[Assignment] The copy must match the data word for word and contain no pictures.

[Provided material]

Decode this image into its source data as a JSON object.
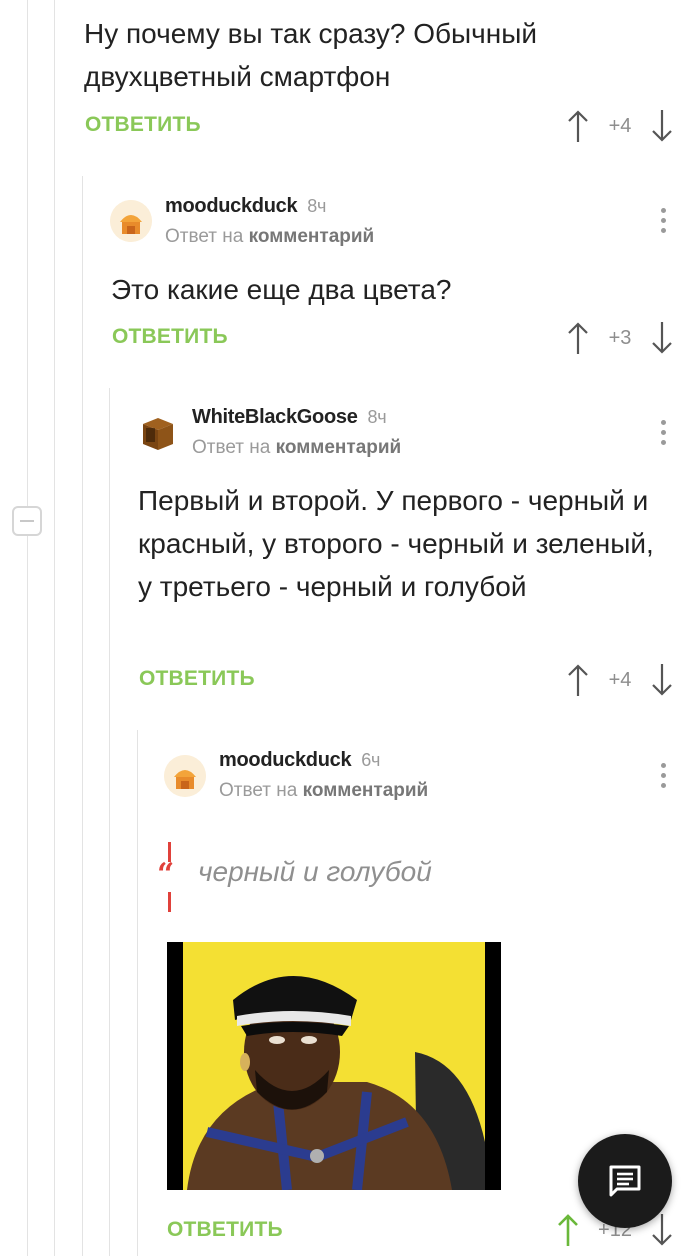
{
  "comments": [
    {
      "text": "Ну почему вы так сразу? Обычный двухцветный смартфон",
      "reply_label": "ОТВЕТИТЬ",
      "votes": "+4"
    },
    {
      "author": "mooduckduck",
      "time": "8ч",
      "reply_prefix": "Ответ на",
      "reply_target": "комментарий",
      "text": "Это какие еще два цвета?",
      "reply_label": "ОТВЕТИТЬ",
      "votes": "+3"
    },
    {
      "author": "WhiteBlackGoose",
      "time": "8ч",
      "reply_prefix": "Ответ на",
      "reply_target": "комментарий",
      "text": "Первый и второй. У первого - черный и красный, у второго - черный и зеленый, у третьего - черный и голубой",
      "reply_label": "ОТВЕТИТЬ",
      "votes": "+4"
    },
    {
      "author": "mooduckduck",
      "time": "6ч",
      "reply_prefix": "Ответ на",
      "reply_target": "комментарий",
      "quote": "черный и голубой",
      "reply_label": "ОТВЕТИТЬ",
      "votes": "+12"
    }
  ],
  "icons": {
    "upvote": "arrow-up-icon",
    "downvote": "arrow-down-icon",
    "more": "more-vertical-icon",
    "fab": "comment-icon",
    "collapse": "minus-icon"
  },
  "colors": {
    "reply_green": "#8ac858",
    "quote_red": "#e0413b",
    "meta_gray": "#9a9a9a",
    "fab_bg": "#1b1b1b"
  }
}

[Solution below]
Decode this image into its source data as a JSON object.
{
  "comments": [
    {
      "text": "Ну почему вы так сразу? Обычный двухцветный смартфон",
      "reply_label": "ОТВЕТИТЬ",
      "votes": "+4"
    },
    {
      "author": "mooduckduck",
      "time": "8ч",
      "reply_prefix": "Ответ на",
      "reply_target": "комментарий",
      "text": "Это какие еще два цвета?",
      "reply_label": "ОТВЕТИТЬ",
      "votes": "+3"
    },
    {
      "author": "WhiteBlackGoose",
      "time": "8ч",
      "reply_prefix": "Ответ на",
      "reply_target": "комментарий",
      "text": "Первый и второй. У первого - черный и красный, у второго - черный и зеленый, у третьего - черный и голубой",
      "reply_label": "ОТВЕТИТЬ",
      "votes": "+4"
    },
    {
      "author": "mooduckduck",
      "time": "6ч",
      "reply_prefix": "Ответ на",
      "reply_target": "комментарий",
      "quote": "черный и голубой",
      "reply_label": "ОТВЕТИТЬ",
      "votes": "+12"
    }
  ],
  "icons": {
    "upvote": "arrow-up-icon",
    "downvote": "arrow-down-icon",
    "more": "more-vertical-icon",
    "fab": "comment-icon",
    "collapse": "minus-icon"
  },
  "colors": {
    "reply_green": "#8ac858",
    "quote_red": "#e0413b",
    "meta_gray": "#9a9a9a",
    "fab_bg": "#1b1b1b"
  }
}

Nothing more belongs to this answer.